Trial Begins Against Pastors of Tiny but Noisy Fallbrook Church


The trial of two Fallbrook pastors charged with disturbing the peace began Monday with the prosecution arguing that the two were "willful and malicious" in making unreasonable noise during church services.

The trial in Vista Municipal Court is expected to pit arguments of religious freedom against the rights of neighbors unhappy with noise.

Pastors Daniel Perez and Reynaldo Flores Pizano were handcuffed and arrested last October during services at their Kalmia Street church by sheriff's deputies responding to a complaint. One prosecution witness Monday described the sound coming from Apostolic Church of the Faith of Jesus Christ as "happy noises," while another said it was "unnerving" and with "a pitch that reminds me of a riot."

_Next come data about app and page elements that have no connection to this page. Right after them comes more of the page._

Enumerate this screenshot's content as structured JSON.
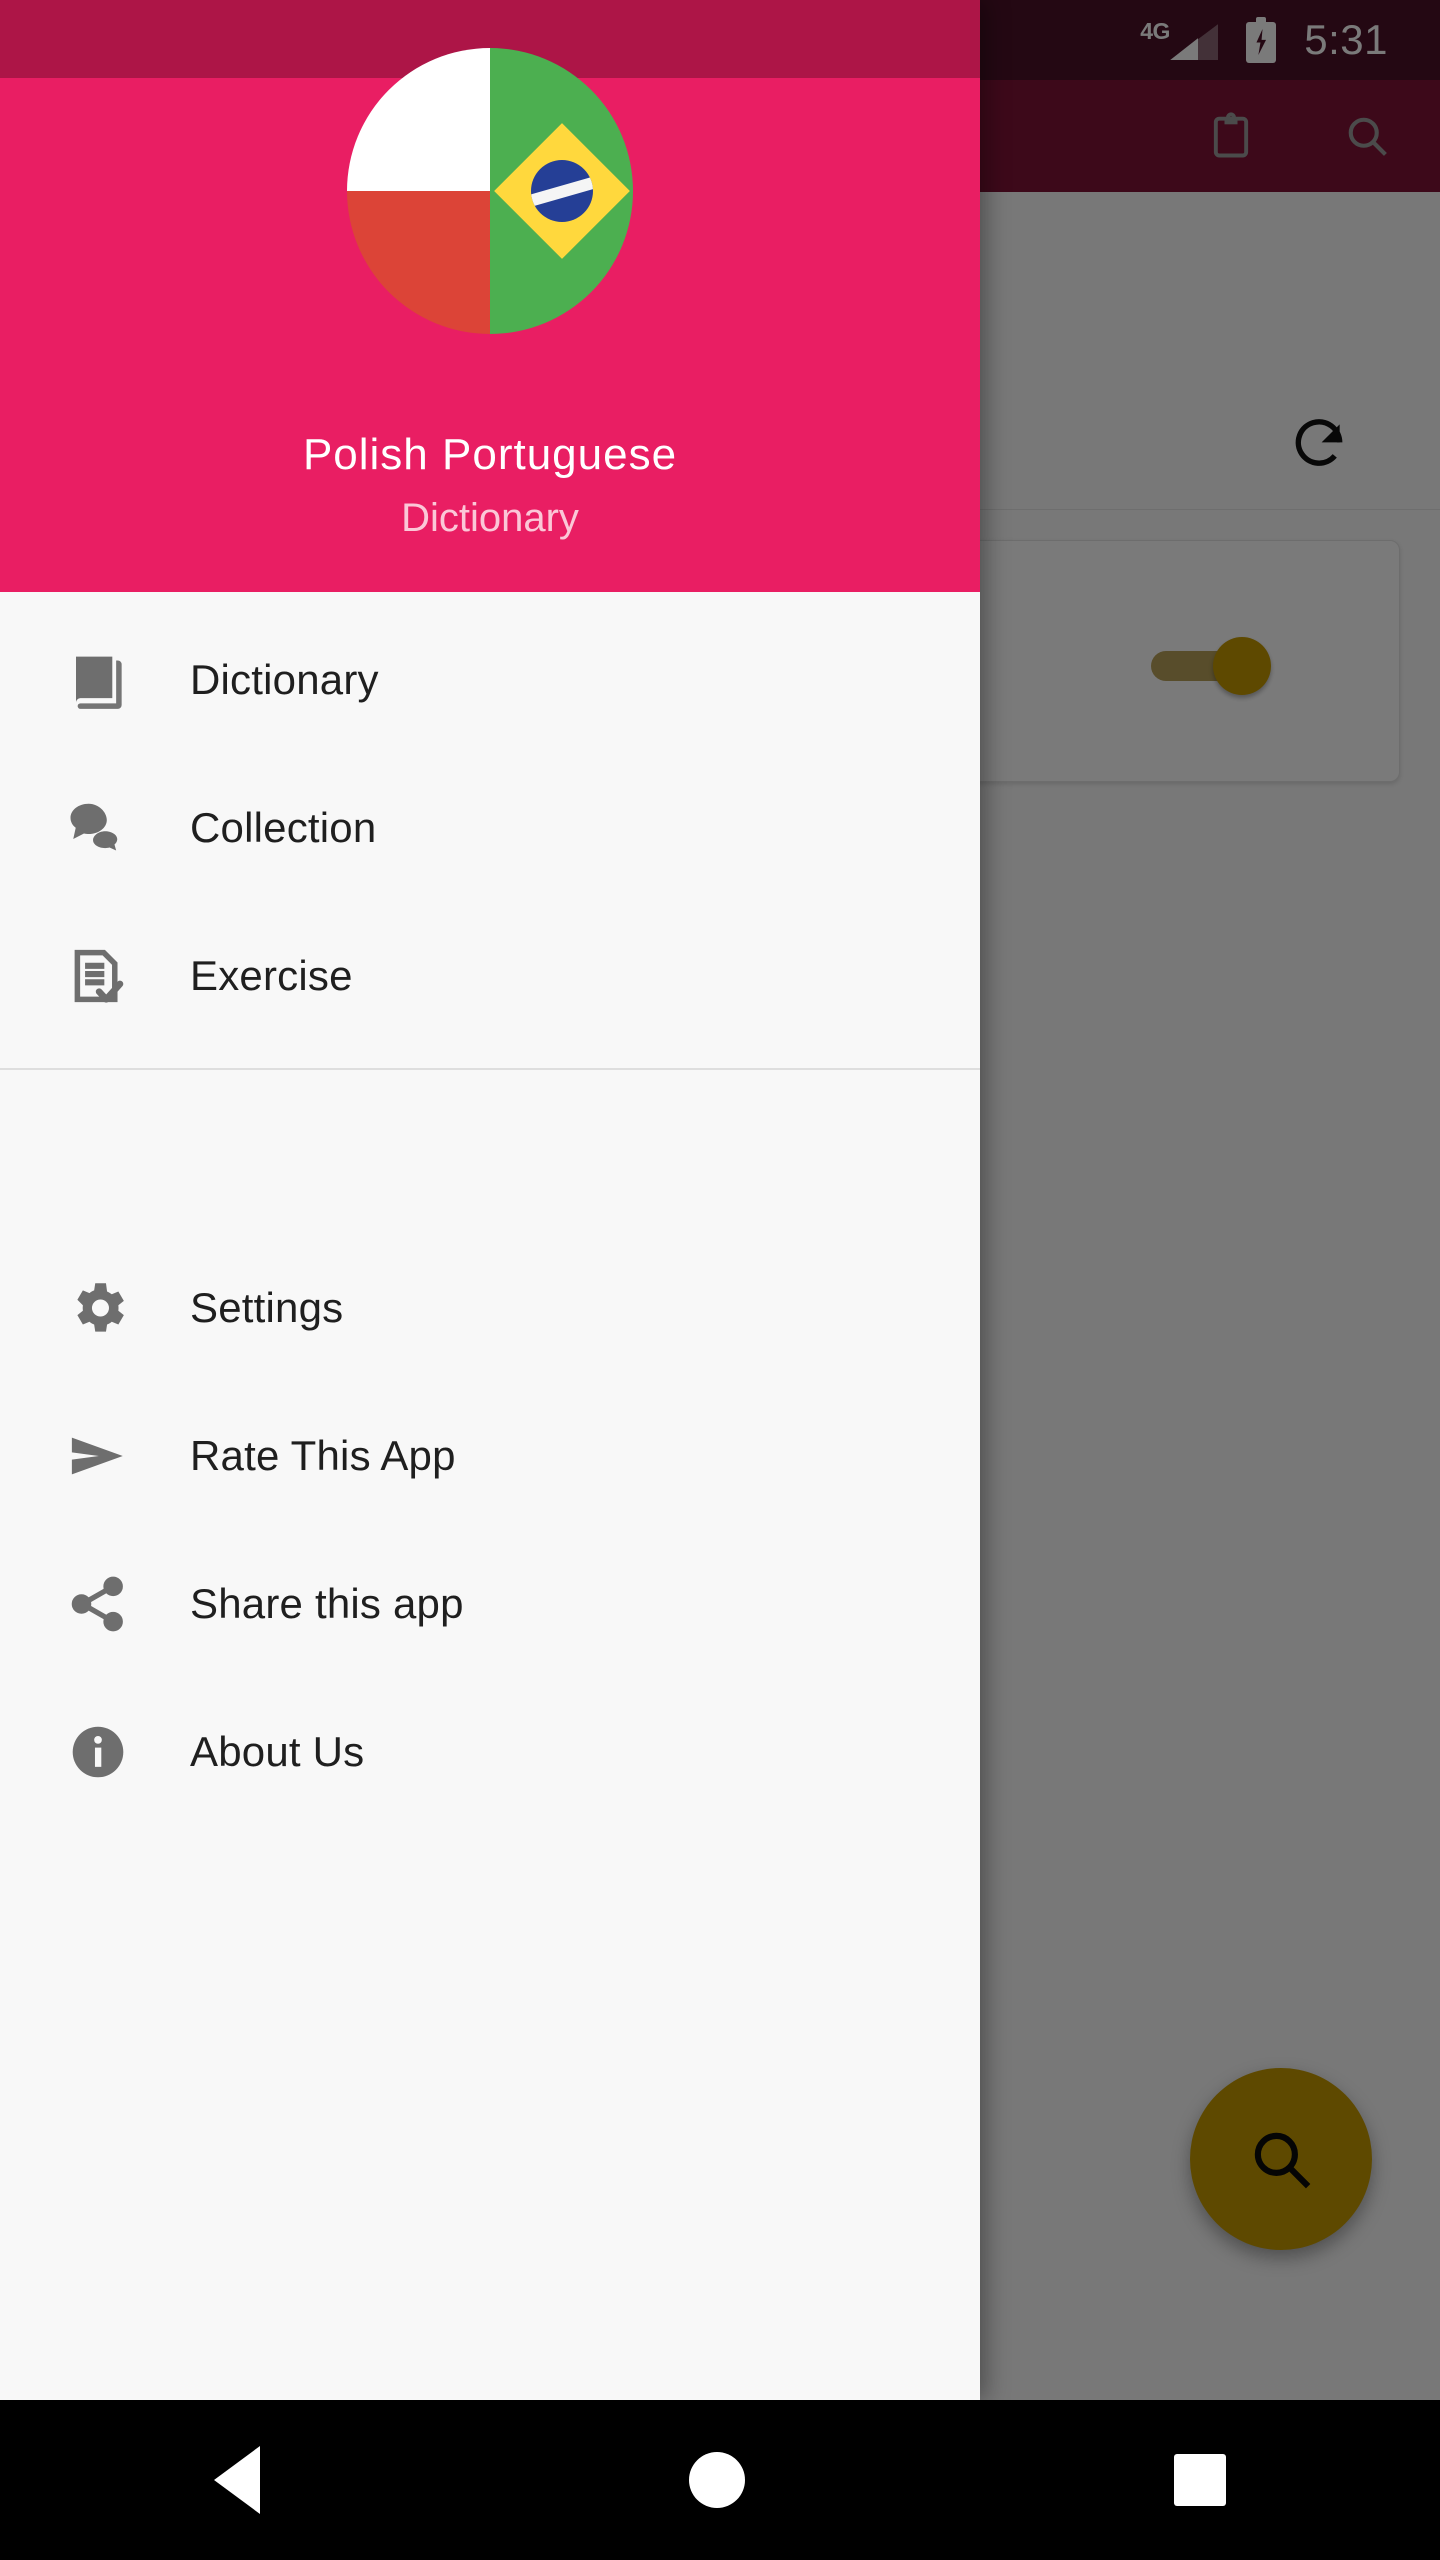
{
  "status_bar": {
    "network_label": "4G",
    "signal_icon": "signal-bars-icon",
    "battery_icon": "battery-charging-icon",
    "time": "5:31"
  },
  "app_bar": {
    "clipboard_icon": "clipboard-icon",
    "search_icon": "search-icon"
  },
  "background": {
    "refresh_icon": "refresh-icon",
    "toggle": {
      "name": "setting-toggle",
      "state": "on"
    },
    "fab": {
      "icon": "search-icon",
      "label": "Search"
    }
  },
  "drawer": {
    "header": {
      "avatar_icon": "polish-portuguese-flags-avatar",
      "title": "Polish Portuguese",
      "subtitle": "Dictionary"
    },
    "primary_items": [
      {
        "id": "dictionary",
        "label": "Dictionary",
        "icon": "book-icon"
      },
      {
        "id": "collection",
        "label": "Collection",
        "icon": "chat-bubbles-icon"
      },
      {
        "id": "exercise",
        "label": "Exercise",
        "icon": "document-check-icon"
      }
    ],
    "secondary_items": [
      {
        "id": "settings",
        "label": "Settings",
        "icon": "gear-icon"
      },
      {
        "id": "rate",
        "label": "Rate This App",
        "icon": "send-arrow-icon"
      },
      {
        "id": "share",
        "label": "Share this app",
        "icon": "share-nodes-icon"
      },
      {
        "id": "about",
        "label": "About Us",
        "icon": "info-circle-icon"
      }
    ]
  },
  "nav_bar": {
    "back": "back-button",
    "home": "home-button",
    "recents": "recents-button"
  },
  "colors": {
    "status_bar": "#4d1129",
    "drawer_status_bar": "#ad1547",
    "app_bar": "#801338",
    "header_pink": "#e91e63",
    "accent_gold": "#c59a00",
    "drawer_bg": "#f8f8f8"
  }
}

According to sheriff's reports, about 20 complaints were filed in a four-month period because of noise from the tiny church, where services are animated. Neighbors were upset because the church's public address system disturbed the quiet in the residential area.

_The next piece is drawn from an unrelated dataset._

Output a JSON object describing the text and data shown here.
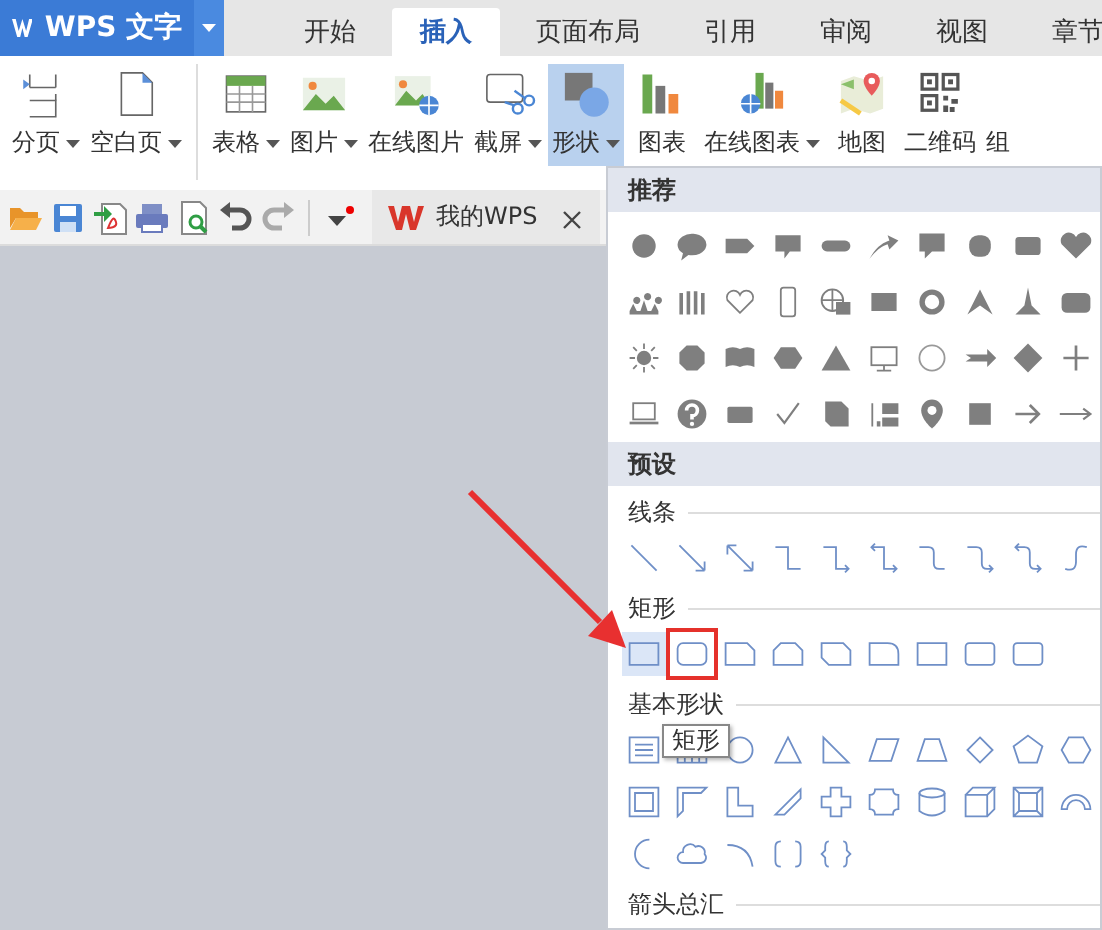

"I see this trial as a noise disturbance case--a group of individuals conducting themselves in such a manner as to cause loud and unreasonable noise," Deputy Dist. Atty. David Berry said.

However, the American Civil Liberties Union, which is working with defense lawyers in the case, sees the case as a potential infringement of religious freedom under the First Amendment.

"It was clear even from the state's testimony that the people (in the church) were involved in worshiping, and the focus of the complaint was a worship service," said Betty Wheeler, legal director of the ACLU of San Diego and Imperial counties.

"Our position is that everything that gave rise to the complaint flowed from the religious worship of the church, and that affects the abilities of the state to punish these ministers for their religious speech," she said.

The services did not pose a clear and present danger to the public, nor were they meant to annoy or harass anyone, and therefore they were protected by the First Amendment, Wheeler said.

Prosecutors maintain that the First Amendment does not protect the pastors from prosecution.

"If they are in fact in violation of the law, the protection of the First Amendment does not apply to them," Berry said. "The First Amendment is not a blanket of all immunity."

Copyright © 2019, Los Angeles Times
EDITION: California | U.S. & World